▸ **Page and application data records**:
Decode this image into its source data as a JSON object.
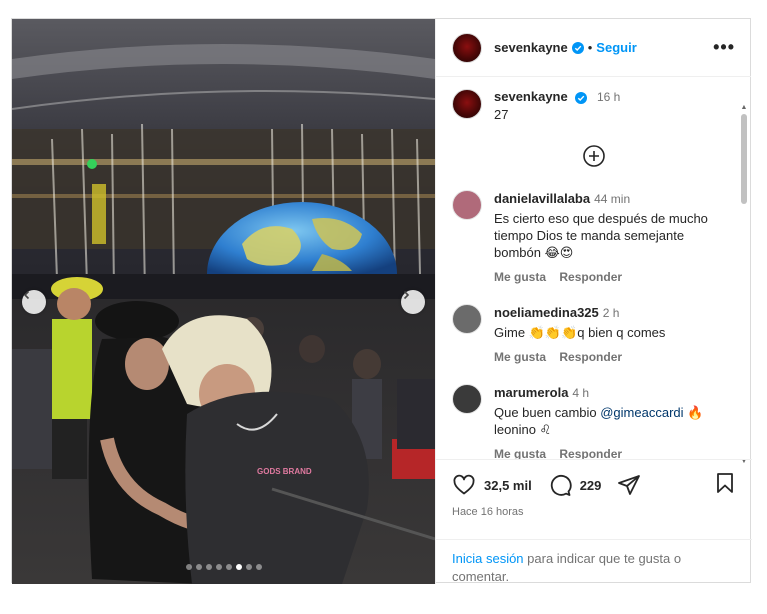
{
  "post": {
    "author": "sevenkayne",
    "follow_label": "Seguir",
    "separator": "•",
    "more_label": "•••"
  },
  "caption": {
    "username": "sevenkayne",
    "time": "16 h",
    "text": "27"
  },
  "carousel": {
    "total_slides": 8,
    "active_slide": 6,
    "shirt_text": "GODS BRAND"
  },
  "comments": [
    {
      "username": "danielavillalaba",
      "time": "44 min",
      "text": "Es cierto eso que después de mucho tiempo Dios te manda semejante bombón 😂😍",
      "like_label": "Me gusta",
      "reply_label": "Responder",
      "avatar_color": "#b06a7a"
    },
    {
      "username": "noeliamedina325",
      "time": "2 h",
      "text": "Gime 👏👏👏q bien q comes",
      "like_label": "Me gusta",
      "reply_label": "Responder",
      "avatar_color": "#6b6b6b"
    },
    {
      "username": "marumerola",
      "time": "4 h",
      "text_before": "Que buen cambio ",
      "mention": "@gimeaccardi",
      "text_after": " 🔥 leonino ♌",
      "like_label": "Me gusta",
      "reply_label": "Responder",
      "avatar_color": "#3a3a3a"
    }
  ],
  "actions": {
    "likes": "32,5 mil",
    "comments": "229",
    "posted_ago": "Hace 16 horas"
  },
  "login_prompt": {
    "link": "Inicia sesión",
    "text": " para indicar que te gusta o comentar."
  },
  "colors": {
    "accent": "#0095f6",
    "verified": "#0095f6",
    "secondary_text": "#737373"
  },
  "icons": [
    "chevron-left-icon",
    "chevron-right-icon",
    "verified-badge-icon",
    "more-options-icon",
    "add-circle-icon",
    "heart-icon",
    "comment-icon",
    "share-icon",
    "bookmark-icon"
  ]
}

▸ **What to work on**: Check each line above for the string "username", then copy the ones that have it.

▸ **Solution**:
    "username": "sevenkayne",
      "username": "danielavillalaba",
      "username": "noeliamedina325",
      "username": "marumerola",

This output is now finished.